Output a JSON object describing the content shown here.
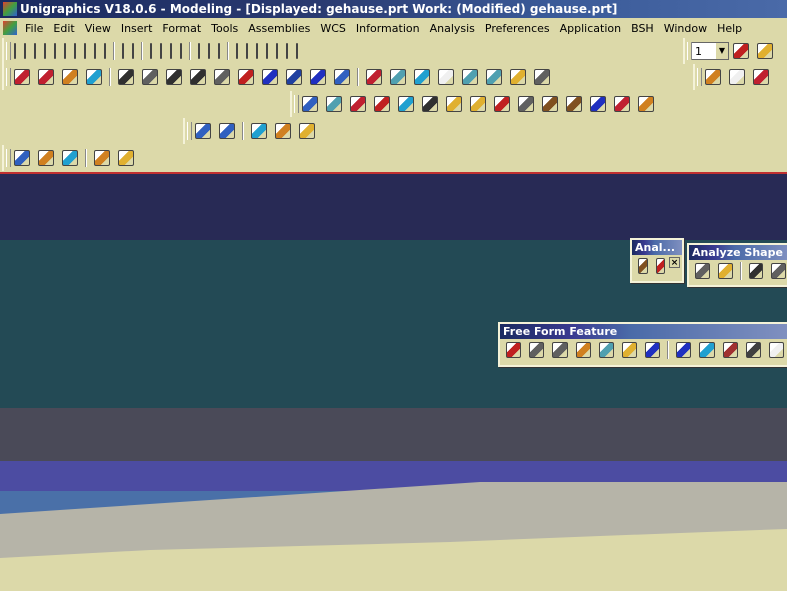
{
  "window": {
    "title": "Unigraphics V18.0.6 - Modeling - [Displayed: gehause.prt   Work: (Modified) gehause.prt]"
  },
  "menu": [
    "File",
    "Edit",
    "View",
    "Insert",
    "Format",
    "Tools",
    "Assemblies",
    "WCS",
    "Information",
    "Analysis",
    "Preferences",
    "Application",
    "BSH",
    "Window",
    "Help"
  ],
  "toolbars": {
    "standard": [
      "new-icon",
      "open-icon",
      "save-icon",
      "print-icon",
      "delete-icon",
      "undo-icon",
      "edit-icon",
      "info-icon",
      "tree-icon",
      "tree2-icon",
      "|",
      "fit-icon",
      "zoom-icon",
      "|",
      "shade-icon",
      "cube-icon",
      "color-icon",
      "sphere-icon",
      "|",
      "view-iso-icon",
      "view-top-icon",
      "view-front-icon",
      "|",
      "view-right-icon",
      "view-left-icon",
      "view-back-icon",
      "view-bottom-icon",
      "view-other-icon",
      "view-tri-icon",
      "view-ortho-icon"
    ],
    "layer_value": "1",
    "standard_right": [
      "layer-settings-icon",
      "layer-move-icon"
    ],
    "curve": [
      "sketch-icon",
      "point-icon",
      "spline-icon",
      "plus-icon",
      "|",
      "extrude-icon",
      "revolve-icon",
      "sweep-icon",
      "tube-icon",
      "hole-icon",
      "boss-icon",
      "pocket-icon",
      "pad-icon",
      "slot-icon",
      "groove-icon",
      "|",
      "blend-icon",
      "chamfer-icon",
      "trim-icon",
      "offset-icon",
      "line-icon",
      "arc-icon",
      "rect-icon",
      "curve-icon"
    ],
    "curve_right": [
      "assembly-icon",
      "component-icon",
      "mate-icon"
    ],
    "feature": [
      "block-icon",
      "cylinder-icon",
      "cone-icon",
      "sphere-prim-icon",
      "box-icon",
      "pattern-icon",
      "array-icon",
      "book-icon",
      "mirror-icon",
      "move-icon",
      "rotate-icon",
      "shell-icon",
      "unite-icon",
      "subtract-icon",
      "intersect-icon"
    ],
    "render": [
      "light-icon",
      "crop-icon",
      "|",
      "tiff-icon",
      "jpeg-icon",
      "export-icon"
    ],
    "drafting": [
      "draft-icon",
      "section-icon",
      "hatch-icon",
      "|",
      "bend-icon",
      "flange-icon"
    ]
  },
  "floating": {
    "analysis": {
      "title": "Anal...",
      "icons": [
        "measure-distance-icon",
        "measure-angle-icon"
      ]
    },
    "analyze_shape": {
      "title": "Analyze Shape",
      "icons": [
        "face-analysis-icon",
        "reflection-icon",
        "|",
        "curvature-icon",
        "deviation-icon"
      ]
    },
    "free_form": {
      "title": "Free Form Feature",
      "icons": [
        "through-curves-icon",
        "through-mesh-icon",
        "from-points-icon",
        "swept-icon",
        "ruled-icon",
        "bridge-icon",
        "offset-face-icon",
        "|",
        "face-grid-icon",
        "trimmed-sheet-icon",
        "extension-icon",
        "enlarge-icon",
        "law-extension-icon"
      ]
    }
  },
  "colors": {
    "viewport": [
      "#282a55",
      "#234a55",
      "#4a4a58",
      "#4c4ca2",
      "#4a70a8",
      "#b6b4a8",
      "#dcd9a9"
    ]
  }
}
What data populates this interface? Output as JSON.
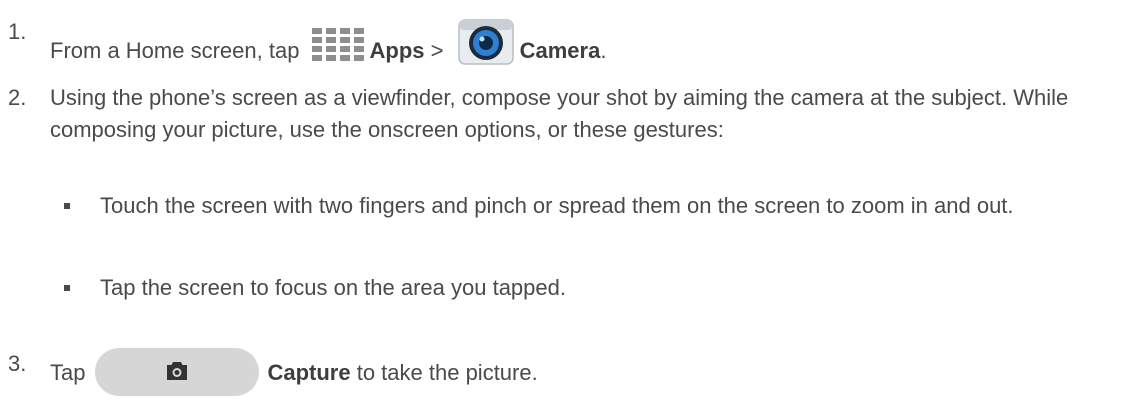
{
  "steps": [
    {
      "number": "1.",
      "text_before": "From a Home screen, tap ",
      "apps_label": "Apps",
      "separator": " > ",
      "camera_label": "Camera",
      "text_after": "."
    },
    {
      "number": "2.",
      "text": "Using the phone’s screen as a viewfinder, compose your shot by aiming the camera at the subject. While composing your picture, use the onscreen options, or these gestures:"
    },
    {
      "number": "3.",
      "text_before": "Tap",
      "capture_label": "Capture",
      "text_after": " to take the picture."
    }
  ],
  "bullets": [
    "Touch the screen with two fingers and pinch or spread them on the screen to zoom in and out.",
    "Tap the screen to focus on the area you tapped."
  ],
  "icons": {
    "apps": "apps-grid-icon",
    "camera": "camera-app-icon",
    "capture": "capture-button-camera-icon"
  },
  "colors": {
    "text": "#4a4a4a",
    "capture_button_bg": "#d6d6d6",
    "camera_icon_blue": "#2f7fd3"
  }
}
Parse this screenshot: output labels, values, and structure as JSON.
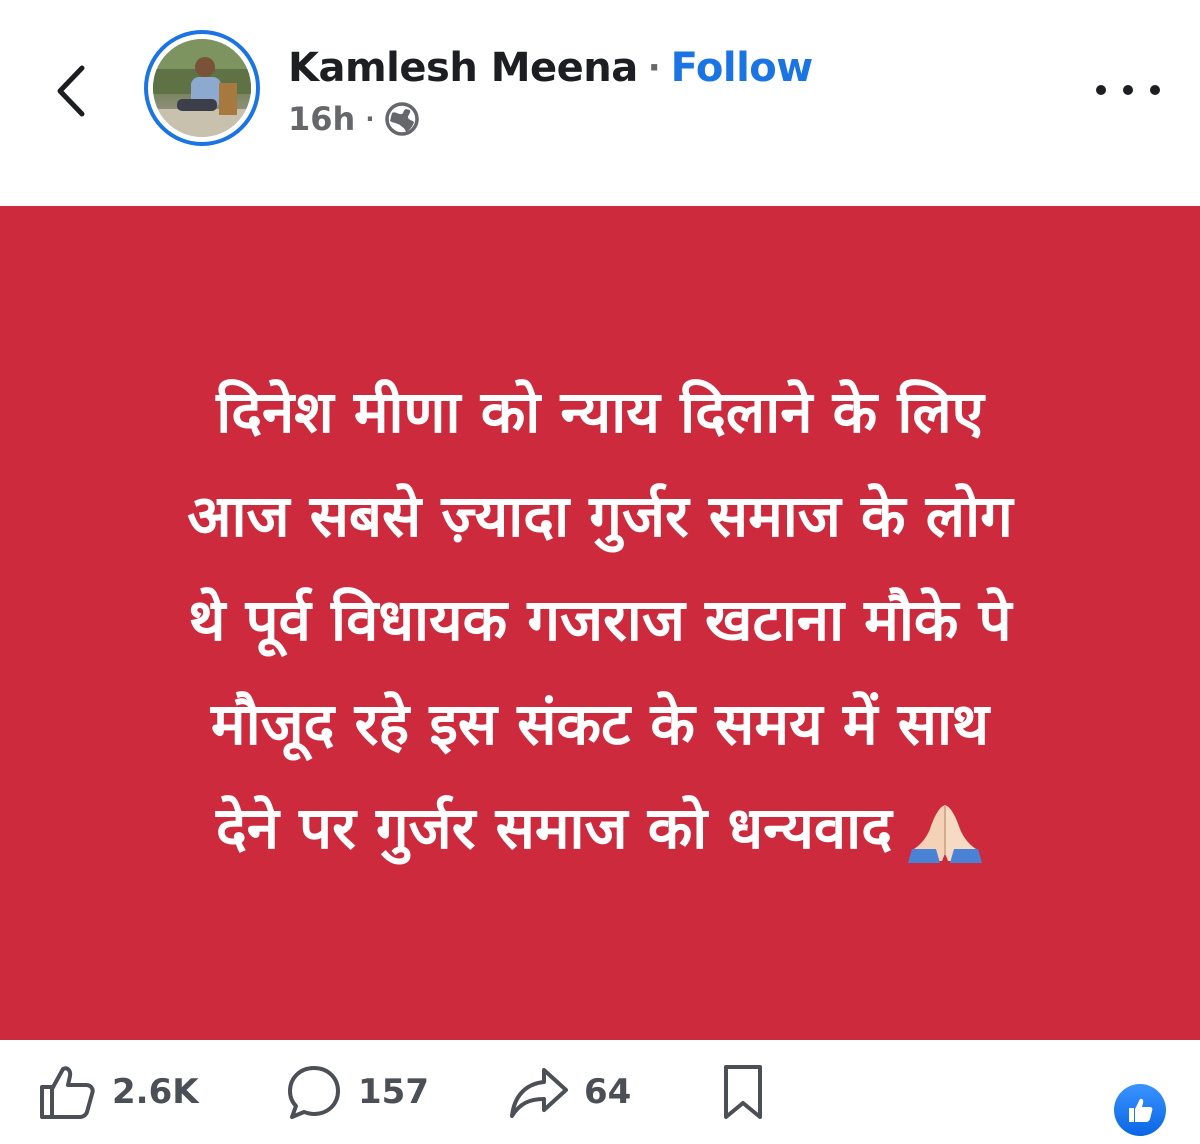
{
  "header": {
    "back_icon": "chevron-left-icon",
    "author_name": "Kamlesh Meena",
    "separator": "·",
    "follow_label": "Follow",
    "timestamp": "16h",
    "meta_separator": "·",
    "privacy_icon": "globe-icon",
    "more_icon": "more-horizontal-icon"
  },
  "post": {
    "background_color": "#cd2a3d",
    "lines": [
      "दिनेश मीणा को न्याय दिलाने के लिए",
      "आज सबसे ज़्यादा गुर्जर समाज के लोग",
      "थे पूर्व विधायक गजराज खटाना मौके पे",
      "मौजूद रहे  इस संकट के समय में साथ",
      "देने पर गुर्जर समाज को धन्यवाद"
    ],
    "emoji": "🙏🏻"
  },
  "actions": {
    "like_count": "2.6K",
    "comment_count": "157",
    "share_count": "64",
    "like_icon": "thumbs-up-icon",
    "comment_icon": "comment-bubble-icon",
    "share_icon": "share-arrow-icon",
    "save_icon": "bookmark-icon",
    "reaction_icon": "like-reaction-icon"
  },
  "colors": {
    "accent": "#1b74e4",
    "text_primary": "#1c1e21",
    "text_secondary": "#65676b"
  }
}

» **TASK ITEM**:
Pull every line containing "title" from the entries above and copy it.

» **WRITTEN REPLY**:
    "title": "Unigraphics V18.0.6 - Modeling - [Displayed: gehause.prt   Work: (Modified) gehause.prt]"
      "title": "Anal...",
      "title": "Analyze Shape",
      "title": "Free Form Feature",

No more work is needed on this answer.